Now that Howard County's elected sheriff, James Fitzgerald, has finally announced his resignation, there are some important questions facing our community. The sheriff's behavior, which included racist, sexist and anti-Semitic comments as well as favoritism and intimidation of those who disagreed with him, raises important moral and ethical questions. How was this man allowed to get away with behavior which would have led to his termination in just about any other job? That line of questioning will lead, I hope, not only to some honest conversation about racial bias in our county, but also to some organizational and structural questions.
Why do we have a sheriff? And why is it an elected position?
Our recent experience with Fitzgerald begs both of these questions. The office of sheriff seems like an artifact from the rural days of Howard County when there weren't municipal police departments. Every news story about Fitzgerald over the past two weeks includes a line like this one from yesterday's story in the Baltimore Sun, reassuring the reader that the sheriff does very little:

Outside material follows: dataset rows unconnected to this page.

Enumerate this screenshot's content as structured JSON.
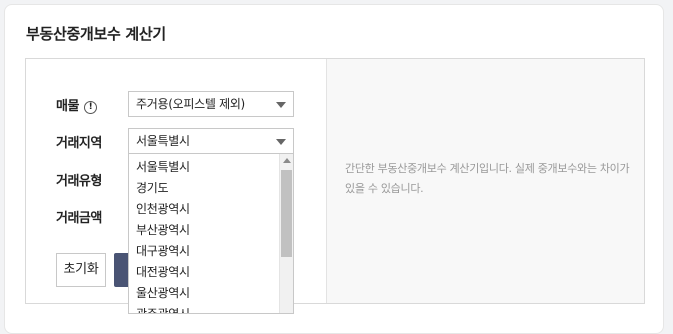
{
  "card": {
    "title": "부동산중개보수 계산기"
  },
  "form": {
    "property_label": "매물",
    "property_info_icon": "exclamation-circle-icon",
    "property_info_glyph": "!",
    "property_selected": "주거용(오피스텔 제외)",
    "region_label": "거래지역",
    "region_selected": "서울특별시",
    "type_label": "거래유형",
    "amount_label": "거래금액",
    "reset_label": "초기화"
  },
  "region_options": [
    "서울특별시",
    "경기도",
    "인천광역시",
    "부산광역시",
    "대구광역시",
    "대전광역시",
    "울산광역시",
    "광주광역시"
  ],
  "info_panel": {
    "text": "간단한 부동산중개보수 계산기입니다. 실제 중개보수와는 차이가 있을 수 있습니다."
  },
  "colors": {
    "calc_button": "#4a5474",
    "info_text": "#999999",
    "panel_bg": "#f8f8f8"
  }
}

The Howard County sheriff's office provides courthouse security, serves warrants, transports prisoners and addresses landlord-tenant disputes. It is not the county's primary law enforcement agency.
The Washington Post says the sheriff's office "acts primarily as an arm of the court system, transporting prisoners and issuing summons." Aren't these jobs that could be done by the Howard County Police Department? "Courthouse security" could certainly be handled by a private security company. Wouldn't that save the county money and simplify the organizational structure of law enforcement?
Organizational structure brings us to the issue of accountability. The people who support elected sheriffs always trumpet the importance of having a law enforcement official who is "directly accountable" to the people of the community. Fitzgerald has proved this argument incorrect. Clearly, he had no sense of accountability to the people of the county. Those people have been demanding his resignation for weeks. Over 500 signed an on-line petition. There have been several demonstrations and many calls, emails and blog posts. Fitzgerald's only response was to say that he was "humbled". This man seemed to see the sheriff's office as his own private kingdom. His power was absolute and no one could challenge him, inside or outside of his office.
So who got Fitzgerald to resign? Elected officials, notably County Councilman Calvin Ball. Governor Hogan issued a statement condemning Fitzgerald minutes before he resigned--presumably that statement was made privately before it was made in public. So if the real structure of accountability for the sheriff's office is the County Council, why not change the County charter to make sheriff an appointed position? The governor will be appointing a new sheriff to serve out the remaining two years of Fitzgerald's term. I will be interesting to watch what happens. Maybe accountability--and transparency--will actually improve.
I am hardly an expert in the area of law enforcement agencies, but it took only a couple of Google searches to realize that Howard County is not the only place where sheriffs are controversial and combative figures. Sheriff Joe Arpaio in Maricopa County, Arizona is the most notorious example. Milwaukee County's Sheriff David Clarke has made a name for himself through frequent Twitter tirades. But there are lots of smaller stories. Check out this story from Portsmouth, Virginia where the sheriff has pursued a vendetta against the mayor all year. Or listen to what Maryland's Wicomico County sheriff, Mike Lewis, had to say about the shooting death of police officers in Dallas this past July.
When there are so many examples of office holders who use their position to spout off, antagonizing large portions of the community they were elected to serve, or to harass citizens or political rivals, the issue is not just the person--it is the position. Law enforcement officers need clear structures that guarantee accountability and responsibility. Howard County's experience adds to the evidence that law enforcement agencies work best when, like police departments, they are accountable to some people in particular, not just to "the people" in general.